Switching, simply, easily, quickly... you know, that kinda stuff.
Well, imagine the kerfuffle here this week as the national media got on board with energy company First Utility's Fix the Switch campaign, designed to simplify the process of switching your gas and electricity supplier, with a target of an easy, quick changeover within a day rather than the current four-to-six weeks.
Such squeals of excitement have not been heard in this part of Newport since the rumour spread that One Direction were coming to visit Duffryn High.
After we calmed him down with some sweet, milky tea and elevator music, our very own energy-groupie and Harry Styles lookalike Jeremy Cryer (pictured) welcomed the Fix the Switch initiative with open arms and, perhaps, legs:
"Most contract-based services have worked hard to simplify the switching process - from current accounts, to home phones and broadband, to mobile tariffs," said Cryer.
"But the energy industry has been slow to introduce any significant improvements that will make shopping around easier.
"While it takes only a matter of minutes to compare energy tariffs and find a good deal, it typically takes around four-to-six weeks to actually be transferred to your new supplier.
"This can be off-putting to consumers, adding to their reluctance to switch in the first place, and could result in lots of people paying way more for their gas and electricity than they should be.
"Not only that, but this delay could see some people paying over the odds for their energy during this switching period, when really they should be able to benefit from their new tariff immediately.
"So long as the switching process is handled appropriately by the energy companies, and customers aren't tied in or penalised with unfair cancellation charges, then a shorter, swifter transfer process can only be a good thing.

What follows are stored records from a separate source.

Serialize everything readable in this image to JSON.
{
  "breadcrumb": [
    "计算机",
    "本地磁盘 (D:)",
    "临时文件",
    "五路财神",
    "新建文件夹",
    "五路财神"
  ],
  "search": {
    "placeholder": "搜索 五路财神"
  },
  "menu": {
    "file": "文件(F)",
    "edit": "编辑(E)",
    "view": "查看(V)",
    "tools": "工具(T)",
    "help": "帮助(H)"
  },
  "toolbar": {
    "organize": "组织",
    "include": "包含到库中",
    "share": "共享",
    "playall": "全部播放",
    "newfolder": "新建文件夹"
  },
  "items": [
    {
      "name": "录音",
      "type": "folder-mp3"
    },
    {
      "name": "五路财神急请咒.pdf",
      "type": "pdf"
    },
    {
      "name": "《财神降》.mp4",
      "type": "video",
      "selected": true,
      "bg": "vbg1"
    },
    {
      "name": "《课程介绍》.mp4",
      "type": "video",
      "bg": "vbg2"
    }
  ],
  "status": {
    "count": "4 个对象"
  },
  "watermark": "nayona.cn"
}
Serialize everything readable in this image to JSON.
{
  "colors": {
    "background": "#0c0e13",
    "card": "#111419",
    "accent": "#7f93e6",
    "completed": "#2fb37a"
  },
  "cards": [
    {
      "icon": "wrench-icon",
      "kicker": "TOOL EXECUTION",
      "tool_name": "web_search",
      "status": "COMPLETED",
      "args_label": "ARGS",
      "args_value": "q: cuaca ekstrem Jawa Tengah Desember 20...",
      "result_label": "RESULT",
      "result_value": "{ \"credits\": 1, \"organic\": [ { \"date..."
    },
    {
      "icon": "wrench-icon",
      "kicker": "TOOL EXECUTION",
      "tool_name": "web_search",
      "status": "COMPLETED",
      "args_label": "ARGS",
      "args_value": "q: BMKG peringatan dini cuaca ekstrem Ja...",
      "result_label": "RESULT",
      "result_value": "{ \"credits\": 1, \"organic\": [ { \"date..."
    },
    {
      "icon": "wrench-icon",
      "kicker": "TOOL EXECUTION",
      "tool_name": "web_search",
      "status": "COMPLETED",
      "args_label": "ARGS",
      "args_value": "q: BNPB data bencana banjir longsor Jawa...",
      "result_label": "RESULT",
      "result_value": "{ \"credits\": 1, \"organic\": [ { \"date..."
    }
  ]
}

"We've already seen how the new current account switching service has resulted in a flurry of activity from the banks, keen to both attract new customers and keep existing ones.
"Something like this could help encourage energy suppliers to keep prices competitive, and enable consumer to hold their energy suppliers to account in the most effective way - by taking their business elsewhere if they're not happy."